There were a number of historical attempts to build a multipod, but the single-rotor helicopter became preferred in general aviation, despite the problem of the torque on the blades inducing it to spin. The reason seems to be that slight differences in motor speed, weight balance, and propeller shape tend to make multipods unstable. The pilot has to make constant corrections for this, and it becomes too much of a mental load. Meanwhile, the helicopter’s torque problem was solved with a simple rear vertical propeller, so everybody just did that.

Now we have cheap microcontrollers, gyros, and accelerometers for automatic stabilization. That takes the load off the pilot, making this a viable design. Quadcopters have particularly grown in popularity of late.

One variation I’m interested in is this 3-armed, 6-propeller design from 3D Robotics:

Tri Copter

The dual prop design lets it have high lifting capacity in a small package.

UAVs don’t just fly, though. They drive and swim, too. Google’s self-driving car is essentially a UAV. The ASV Roboat is an autonomous sailboat used for research into the endangered harbor porpoise in the Baltic Sea:

ASV Roboat

Most of what I’ll be working on is the flying variety, though.

Dynamic Perl Code Loading

There’s a trick done by mod_perl for running old-style CGI scripts. These have to be loaded on-demand, but how do we load code into the parser at runtime?

Well, eval(STRING), of course. Really, there’s no magic to it beyond that. This often maligned feature is at the heart of not just mod_perl, but also pretty much any templating system that embeds Perl code inside. Isn’t that dangerous, you ask? Not really; you presumably trust the code coming from template files on your own server. It’s no more dangerous than downloading a random CPAN module and loading it up.

Generally, they don’t eval the straight code. They wrap it up inside a package and a subroutine, then call the sub. Something like:

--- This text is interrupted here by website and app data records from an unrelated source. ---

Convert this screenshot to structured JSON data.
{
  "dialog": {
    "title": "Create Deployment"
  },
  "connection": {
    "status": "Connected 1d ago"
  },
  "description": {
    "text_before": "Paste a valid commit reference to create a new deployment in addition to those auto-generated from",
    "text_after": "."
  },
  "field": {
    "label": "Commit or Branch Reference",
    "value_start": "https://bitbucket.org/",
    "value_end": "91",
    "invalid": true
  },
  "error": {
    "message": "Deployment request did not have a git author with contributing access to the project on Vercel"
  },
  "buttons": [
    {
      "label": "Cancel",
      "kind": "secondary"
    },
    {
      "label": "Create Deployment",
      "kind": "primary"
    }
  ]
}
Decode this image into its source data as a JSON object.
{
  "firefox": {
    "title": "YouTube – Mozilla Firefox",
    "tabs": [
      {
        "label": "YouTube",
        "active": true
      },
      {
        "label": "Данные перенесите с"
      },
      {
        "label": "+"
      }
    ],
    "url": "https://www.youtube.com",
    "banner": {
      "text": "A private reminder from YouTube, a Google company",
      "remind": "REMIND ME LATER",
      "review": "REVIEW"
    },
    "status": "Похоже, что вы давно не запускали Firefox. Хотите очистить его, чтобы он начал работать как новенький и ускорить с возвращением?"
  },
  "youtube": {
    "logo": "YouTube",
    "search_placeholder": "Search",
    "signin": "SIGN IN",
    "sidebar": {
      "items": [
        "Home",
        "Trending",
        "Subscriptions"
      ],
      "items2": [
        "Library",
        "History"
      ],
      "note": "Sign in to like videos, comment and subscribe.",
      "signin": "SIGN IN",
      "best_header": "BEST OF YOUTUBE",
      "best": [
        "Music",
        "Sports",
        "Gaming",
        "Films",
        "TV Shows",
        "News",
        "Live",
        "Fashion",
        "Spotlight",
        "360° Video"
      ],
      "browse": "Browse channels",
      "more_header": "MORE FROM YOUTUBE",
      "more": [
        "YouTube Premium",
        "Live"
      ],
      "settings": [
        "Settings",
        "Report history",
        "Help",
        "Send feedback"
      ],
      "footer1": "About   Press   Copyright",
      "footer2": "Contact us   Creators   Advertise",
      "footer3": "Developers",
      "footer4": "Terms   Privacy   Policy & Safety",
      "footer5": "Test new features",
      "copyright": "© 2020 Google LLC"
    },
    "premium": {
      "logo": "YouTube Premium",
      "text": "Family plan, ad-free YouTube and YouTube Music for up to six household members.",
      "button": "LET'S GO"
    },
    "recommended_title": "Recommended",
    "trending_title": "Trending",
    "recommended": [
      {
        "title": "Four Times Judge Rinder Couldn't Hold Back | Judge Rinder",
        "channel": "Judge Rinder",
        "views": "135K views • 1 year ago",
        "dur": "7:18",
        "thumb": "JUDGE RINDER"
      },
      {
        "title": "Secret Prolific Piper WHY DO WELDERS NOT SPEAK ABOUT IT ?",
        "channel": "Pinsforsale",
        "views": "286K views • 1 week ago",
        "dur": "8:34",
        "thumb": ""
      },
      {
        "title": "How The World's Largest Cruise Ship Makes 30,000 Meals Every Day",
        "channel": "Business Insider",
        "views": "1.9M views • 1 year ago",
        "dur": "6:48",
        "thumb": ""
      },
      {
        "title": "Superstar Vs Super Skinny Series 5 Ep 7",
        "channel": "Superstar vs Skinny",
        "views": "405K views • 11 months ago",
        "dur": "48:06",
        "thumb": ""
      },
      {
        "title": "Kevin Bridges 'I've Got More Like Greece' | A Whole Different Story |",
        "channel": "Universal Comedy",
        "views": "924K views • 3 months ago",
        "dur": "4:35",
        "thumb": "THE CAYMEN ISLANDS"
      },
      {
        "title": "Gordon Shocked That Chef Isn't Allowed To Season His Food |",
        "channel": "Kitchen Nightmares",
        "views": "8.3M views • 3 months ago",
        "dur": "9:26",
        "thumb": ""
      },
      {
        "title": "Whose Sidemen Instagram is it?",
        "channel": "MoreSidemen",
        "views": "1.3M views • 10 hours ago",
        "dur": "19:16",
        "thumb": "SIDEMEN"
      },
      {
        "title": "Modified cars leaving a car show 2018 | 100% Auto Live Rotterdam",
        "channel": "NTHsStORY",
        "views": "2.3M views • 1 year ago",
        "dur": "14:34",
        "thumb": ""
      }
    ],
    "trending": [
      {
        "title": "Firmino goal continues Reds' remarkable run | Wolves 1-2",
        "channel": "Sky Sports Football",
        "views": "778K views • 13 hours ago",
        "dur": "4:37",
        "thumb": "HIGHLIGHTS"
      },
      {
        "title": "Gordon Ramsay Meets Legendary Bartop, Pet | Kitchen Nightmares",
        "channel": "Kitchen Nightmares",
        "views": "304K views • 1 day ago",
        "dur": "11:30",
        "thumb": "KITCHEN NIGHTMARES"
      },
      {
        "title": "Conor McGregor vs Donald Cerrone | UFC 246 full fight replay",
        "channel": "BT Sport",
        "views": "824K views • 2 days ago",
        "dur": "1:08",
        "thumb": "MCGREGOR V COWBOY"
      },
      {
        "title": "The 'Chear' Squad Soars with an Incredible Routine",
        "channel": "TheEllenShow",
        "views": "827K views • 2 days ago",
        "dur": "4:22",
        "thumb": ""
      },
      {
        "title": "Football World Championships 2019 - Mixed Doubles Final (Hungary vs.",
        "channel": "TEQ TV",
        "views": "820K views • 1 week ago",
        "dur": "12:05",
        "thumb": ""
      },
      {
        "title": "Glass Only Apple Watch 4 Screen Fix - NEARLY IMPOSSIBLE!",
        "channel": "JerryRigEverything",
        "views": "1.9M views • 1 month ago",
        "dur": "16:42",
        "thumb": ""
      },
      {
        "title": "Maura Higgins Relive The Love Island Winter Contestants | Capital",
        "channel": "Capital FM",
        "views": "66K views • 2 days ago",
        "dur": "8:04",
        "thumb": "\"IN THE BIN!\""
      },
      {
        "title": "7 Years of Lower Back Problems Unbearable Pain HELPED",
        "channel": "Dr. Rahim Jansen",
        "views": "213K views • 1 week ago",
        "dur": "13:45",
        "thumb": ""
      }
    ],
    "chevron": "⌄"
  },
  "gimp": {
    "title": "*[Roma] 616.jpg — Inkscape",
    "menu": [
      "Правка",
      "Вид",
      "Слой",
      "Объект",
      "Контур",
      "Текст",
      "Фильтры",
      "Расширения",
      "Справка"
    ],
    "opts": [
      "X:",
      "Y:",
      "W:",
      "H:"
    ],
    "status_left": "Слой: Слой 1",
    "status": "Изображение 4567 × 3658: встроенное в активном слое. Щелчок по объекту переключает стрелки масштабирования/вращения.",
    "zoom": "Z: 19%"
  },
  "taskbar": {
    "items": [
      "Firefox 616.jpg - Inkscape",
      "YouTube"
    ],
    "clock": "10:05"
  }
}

Things can get more sophisticated than this. Perhaps you expect to load up multiple code files, so you generate a predictable package name for each one (maybe based on the file name). Maybe the run() sub takes an argument, like $request for the Apache request object, which will then be available to the loaded code.

One problem with the above as written is that it screws up error messages for the filename and line number reporting. If you use the debugger, it’ll screw up it outputting the code you’re stepping through. This is where a trick with Perl comments comes in handy, where the line number and file in error messages can be set in a comment. It’ll work something like:

And all is well in the world. In the case of templating systems, you might want to keep track of the line number you’re getting the code from, and fill that into the line directive, too.